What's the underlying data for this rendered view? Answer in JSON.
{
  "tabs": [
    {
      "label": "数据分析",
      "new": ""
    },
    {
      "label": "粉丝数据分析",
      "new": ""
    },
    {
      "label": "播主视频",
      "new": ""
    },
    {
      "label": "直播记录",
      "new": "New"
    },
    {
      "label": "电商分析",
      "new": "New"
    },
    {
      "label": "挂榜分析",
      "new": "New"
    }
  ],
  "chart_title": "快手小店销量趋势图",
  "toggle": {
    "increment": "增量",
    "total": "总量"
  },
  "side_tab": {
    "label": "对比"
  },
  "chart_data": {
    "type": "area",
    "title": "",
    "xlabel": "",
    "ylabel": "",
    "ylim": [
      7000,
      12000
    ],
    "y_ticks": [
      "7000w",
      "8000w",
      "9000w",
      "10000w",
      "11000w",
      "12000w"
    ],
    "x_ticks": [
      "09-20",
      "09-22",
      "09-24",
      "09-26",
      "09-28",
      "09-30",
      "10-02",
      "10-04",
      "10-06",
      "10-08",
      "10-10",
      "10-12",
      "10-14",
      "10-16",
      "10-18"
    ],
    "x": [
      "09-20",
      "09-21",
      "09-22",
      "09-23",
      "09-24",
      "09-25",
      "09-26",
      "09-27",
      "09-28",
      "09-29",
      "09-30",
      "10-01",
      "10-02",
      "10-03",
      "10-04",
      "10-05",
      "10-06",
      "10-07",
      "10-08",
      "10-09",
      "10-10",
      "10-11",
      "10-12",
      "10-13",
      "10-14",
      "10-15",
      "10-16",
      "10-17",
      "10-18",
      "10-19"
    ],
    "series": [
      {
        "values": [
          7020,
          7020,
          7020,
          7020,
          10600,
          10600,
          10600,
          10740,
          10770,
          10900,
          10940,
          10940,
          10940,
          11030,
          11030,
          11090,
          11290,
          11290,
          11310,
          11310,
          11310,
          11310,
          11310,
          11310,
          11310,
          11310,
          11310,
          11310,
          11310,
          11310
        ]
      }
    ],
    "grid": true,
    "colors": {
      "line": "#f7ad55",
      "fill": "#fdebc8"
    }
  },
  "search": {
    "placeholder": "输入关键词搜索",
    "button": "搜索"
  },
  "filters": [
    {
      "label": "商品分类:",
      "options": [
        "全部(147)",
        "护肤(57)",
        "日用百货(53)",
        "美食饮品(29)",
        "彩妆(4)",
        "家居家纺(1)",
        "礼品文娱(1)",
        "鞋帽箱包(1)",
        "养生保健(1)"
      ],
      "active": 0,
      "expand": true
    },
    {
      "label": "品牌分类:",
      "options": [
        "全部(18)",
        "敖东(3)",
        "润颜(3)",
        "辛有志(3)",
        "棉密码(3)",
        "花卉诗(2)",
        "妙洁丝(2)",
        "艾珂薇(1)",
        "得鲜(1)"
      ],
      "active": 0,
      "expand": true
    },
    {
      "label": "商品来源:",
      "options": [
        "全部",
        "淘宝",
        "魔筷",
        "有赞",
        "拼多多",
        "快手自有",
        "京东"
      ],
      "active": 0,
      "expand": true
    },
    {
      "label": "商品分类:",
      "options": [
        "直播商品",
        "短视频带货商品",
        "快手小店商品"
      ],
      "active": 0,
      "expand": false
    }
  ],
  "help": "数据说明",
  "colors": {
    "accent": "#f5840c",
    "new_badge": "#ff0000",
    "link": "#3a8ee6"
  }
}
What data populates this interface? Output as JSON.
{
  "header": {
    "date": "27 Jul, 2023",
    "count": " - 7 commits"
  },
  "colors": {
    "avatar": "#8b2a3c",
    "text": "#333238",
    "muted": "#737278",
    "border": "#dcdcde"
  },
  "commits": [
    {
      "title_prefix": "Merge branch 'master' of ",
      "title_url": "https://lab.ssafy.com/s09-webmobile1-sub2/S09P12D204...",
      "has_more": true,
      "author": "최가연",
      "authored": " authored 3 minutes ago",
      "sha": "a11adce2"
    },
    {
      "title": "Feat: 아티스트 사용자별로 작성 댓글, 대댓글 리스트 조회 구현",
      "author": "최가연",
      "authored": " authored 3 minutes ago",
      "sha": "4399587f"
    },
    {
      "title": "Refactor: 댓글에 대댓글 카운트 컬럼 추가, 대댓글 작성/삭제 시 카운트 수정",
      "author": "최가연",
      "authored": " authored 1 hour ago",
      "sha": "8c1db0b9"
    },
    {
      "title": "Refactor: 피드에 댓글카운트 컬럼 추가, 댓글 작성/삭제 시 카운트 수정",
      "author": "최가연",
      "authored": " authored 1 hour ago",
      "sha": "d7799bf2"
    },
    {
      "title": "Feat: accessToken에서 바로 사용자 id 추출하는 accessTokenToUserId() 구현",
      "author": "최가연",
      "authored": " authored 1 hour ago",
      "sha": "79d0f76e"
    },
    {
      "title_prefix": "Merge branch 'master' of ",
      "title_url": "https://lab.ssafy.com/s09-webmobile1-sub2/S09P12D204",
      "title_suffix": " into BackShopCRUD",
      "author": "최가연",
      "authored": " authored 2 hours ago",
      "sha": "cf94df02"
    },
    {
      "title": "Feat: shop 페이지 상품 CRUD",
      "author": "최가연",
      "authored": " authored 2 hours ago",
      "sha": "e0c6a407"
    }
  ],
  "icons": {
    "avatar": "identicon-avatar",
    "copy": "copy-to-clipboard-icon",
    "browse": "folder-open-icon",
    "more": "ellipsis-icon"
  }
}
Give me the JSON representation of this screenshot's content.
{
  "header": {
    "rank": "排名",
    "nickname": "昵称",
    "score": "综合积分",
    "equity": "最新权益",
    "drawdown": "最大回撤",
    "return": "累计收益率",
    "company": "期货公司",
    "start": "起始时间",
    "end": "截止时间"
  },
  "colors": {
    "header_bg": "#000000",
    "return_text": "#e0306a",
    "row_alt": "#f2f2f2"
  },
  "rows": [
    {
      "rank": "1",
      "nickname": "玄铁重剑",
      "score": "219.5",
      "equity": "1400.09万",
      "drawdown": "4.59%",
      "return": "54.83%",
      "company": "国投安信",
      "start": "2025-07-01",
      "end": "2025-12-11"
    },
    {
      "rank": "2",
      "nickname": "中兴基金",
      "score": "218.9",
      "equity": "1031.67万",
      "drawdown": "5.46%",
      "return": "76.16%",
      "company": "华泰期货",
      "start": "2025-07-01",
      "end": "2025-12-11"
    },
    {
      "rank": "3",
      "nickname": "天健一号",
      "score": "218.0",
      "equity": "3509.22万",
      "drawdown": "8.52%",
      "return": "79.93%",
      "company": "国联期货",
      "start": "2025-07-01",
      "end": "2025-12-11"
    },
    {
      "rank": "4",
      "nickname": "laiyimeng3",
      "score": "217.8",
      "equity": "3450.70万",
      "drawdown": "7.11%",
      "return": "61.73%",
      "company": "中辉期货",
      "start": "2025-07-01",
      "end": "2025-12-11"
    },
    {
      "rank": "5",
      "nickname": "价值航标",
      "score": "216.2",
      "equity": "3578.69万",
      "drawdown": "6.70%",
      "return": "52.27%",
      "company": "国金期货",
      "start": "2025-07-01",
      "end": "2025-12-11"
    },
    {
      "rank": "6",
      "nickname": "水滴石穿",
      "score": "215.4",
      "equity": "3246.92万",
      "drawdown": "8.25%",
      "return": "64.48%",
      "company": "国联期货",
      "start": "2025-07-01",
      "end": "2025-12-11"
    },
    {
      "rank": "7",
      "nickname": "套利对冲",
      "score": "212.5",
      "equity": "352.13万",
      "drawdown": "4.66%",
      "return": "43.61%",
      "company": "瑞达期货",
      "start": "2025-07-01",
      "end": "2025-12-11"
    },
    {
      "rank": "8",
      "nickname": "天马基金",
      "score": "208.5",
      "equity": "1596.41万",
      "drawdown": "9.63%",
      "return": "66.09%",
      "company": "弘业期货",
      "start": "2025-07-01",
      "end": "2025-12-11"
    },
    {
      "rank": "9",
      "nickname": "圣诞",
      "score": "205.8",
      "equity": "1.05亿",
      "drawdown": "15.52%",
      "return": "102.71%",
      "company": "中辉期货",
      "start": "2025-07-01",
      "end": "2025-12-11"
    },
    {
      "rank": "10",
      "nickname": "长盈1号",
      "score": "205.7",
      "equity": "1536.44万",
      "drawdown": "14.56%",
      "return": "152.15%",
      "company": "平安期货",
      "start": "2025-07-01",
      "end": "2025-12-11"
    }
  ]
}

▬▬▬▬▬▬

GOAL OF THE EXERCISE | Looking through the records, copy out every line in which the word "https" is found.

ANSWER BOX |
      "title_url": "https://lab.ssafy.com/s09-webmobile1-sub2/S09P12D204...",
      "title_url": "https://lab.ssafy.com/s09-webmobile1-sub2/S09P12D204",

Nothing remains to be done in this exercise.